Helen Chappell - November 2006
We at Tidewater Times were saddened to learn of the death of our good friend and colleague John Goodspeed on September 10. The old Baltimore Sun hand went to the great newsroom in the sky after a short illness. As book reviewer for this magazine and the Easton, MD, Star-Democrat, the local paper, he had the wit and talent to take even the dullest books and make reading about them more interesting. There will never be anyone else quite like John, and we will miss him. Our sympathy and our thoughts are with his wife, the writer Anne Stinson, and their families.
John crammed a lot of living into his 80-some years. He was a wonderful storyteller who had spent most of his professional life writing for the Evening Sun back in the day when that newspaper was a two a day, and reporters and their writing were expected to be colorful, literate and exciting. Baltimore was one of John’s great loves, and that Texas-born boy could tell stories of the city and the newsrooms in those years when journalism still had some meaning and reporters pounded a manual typewriter. He could make you think it was like The Front Page, and maybe it was.
Another great love of John’s was jazz. He was a great friend of the legendary Ethel Ennis and her husband, and a fantastic piano player in his own right.
But I think the greatest love of his life was his last wife, Anne Stinson. Right up to the very end of his life, John was an incredibly handsome man, and I’m sure he never had any trouble attracting the ladies. Both he and Anne had been married before, but their union was something special. It was one of the happiest unions I’ve ever seen. They weren’t just spouses; they were each other’s best friends. And for those who were fortunate enough to share their friendship, they brought their gifts of joie de vivre, intellectual and cultural pursuits and just a great sense of fun.
This writer is fortunate enough to be one of their friends, and to have enjoyed their hospitality. They were generous hosts and wonderful company.
An evening with Anne and John would mean that you arrived and were greeted with great enthusiasm and a drink of your choice. Something delicious would always be cooking, and the house, wherever it happened to be at the time, would be filled with heavenly smells.
You would settle down with your drink, and the conversation would start. Real conversation, stimulating ideas, discussions about writing and reading, real ideas. Anne and John ran the best salon on the Eastern Shore. They wouldn’t know how to be dull. Toss in a soupçon about mutual friends here and at the Sun, and by the second drink, you’d feel embraced by their wit and warmth. For me, the company of fellow writers was like ice water in the desert; people who knew and understood what you were talking about, and you understood what they were talking about.
John would fix himself and Anne and you another drink, then he’d tell one of his stories about the old days at the Evening Sun, his childhood as a doctor’s son in a tough Texas town, or describe some character he’d stumbled upon in his long career as a journalist. He was a marvelous raconteur who could hold you spellbound for hours.

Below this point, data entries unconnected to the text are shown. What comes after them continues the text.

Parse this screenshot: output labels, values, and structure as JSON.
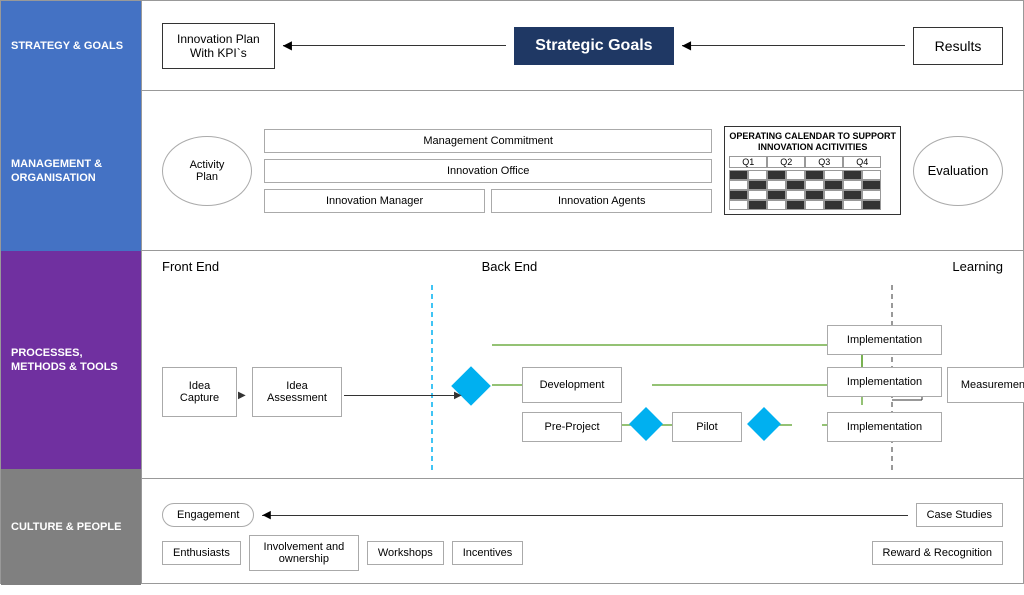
{
  "labels": {
    "strategy": "STRATEGY & GOALS",
    "management": "MANAGEMENT & ORGANISATION",
    "processes": "PROCESSES, METHODS & TOOLS",
    "culture": "CULTURE & PEOPLE"
  },
  "strategy": {
    "kpi_box": "Innovation Plan\nWith KPI`s",
    "strategic_goals": "Strategic Goals",
    "results": "Results"
  },
  "management": {
    "activity_plan": "Activity Plan",
    "management_commitment": "Management Commitment",
    "innovation_office": "Innovation Office",
    "innovation_manager": "Innovation Manager",
    "innovation_agents": "Innovation Agents",
    "calendar_title": "OPERATING CALENDAR TO SUPPORT\nINNOVATION ACITIVITIES",
    "q1": "Q1",
    "q2": "Q2",
    "q3": "Q3",
    "q4": "Q4",
    "evaluation": "Evaluation"
  },
  "processes": {
    "front_end": "Front End",
    "back_end": "Back End",
    "learning": "Learning",
    "idea_capture": "Idea Capture",
    "idea_assessment": "Idea Assessment",
    "development": "Development",
    "pre_project": "Pre-Project",
    "pilot": "Pilot",
    "impl1": "Implementation",
    "impl2": "Implementation",
    "impl3": "Implementation",
    "measurement": "Measurement"
  },
  "culture": {
    "engagement": "Engagement",
    "case_studies": "Case Studies",
    "enthusiasts": "Enthusiasts",
    "involvement": "Involvement and ownership",
    "workshops": "Workshops",
    "incentives": "Incentives",
    "reward": "Reward & Recognition"
  }
}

Since he and Anne had been instrumental in getting my column into the morning Sun, we both knew a lot of the same people, but John knew them from back in the day when big city papers were exciting and the main source of news. He was also a very shrewd editor; I learned a lot from him about the craft of writing.
There would be talk about books and authors, and a tour of Anne’s gardens. Sometimes on nice days we would sit outside and enjoy the beauty Anne creates all around herself.
The thoughts and ideas would fly over some delicious dinner, too.
Anne is a master cook and the best hostess ever. You could see, just by the way they talked to each other, how much in love they were. And they knew how fortunate they were to be together and treasured it.
After dinner, the fun would start. John would pretend to have to be coaxed to sit down at his grand piano and play. You could tell, though, that he really loved it. Rain or shine, company or not, John would sit down at the bench and play “Summertime,” while Anne took up her gut bucket bass and caught the rhythm section. Then they would sing together, all kinds of classic songs from Cole Porter and Fats Waller. And after a while, you would find yourself singing along too. Just having a grand old time.
Then it was time for Jeopardy! and all activity would cease as we tried to outguess the contestants. I must say, between the three of us, we were pretty good.
Whatever my misfortunes in life, I’ve always felt that I’ve been extremely fortunate to have the friends I’ve made over the years. I feel especially lucky to have Anne and John in my life. John may not be here and now anymore, but it’s so good to have had him in my life as a friend, a mentor, a supporter of my writing and the husband of my dear friend Anne. John Goodspeed made a difference, and I will treasure that experience forever.
Until we meet again, Johnny Boy, until we meet again, thanks for everything.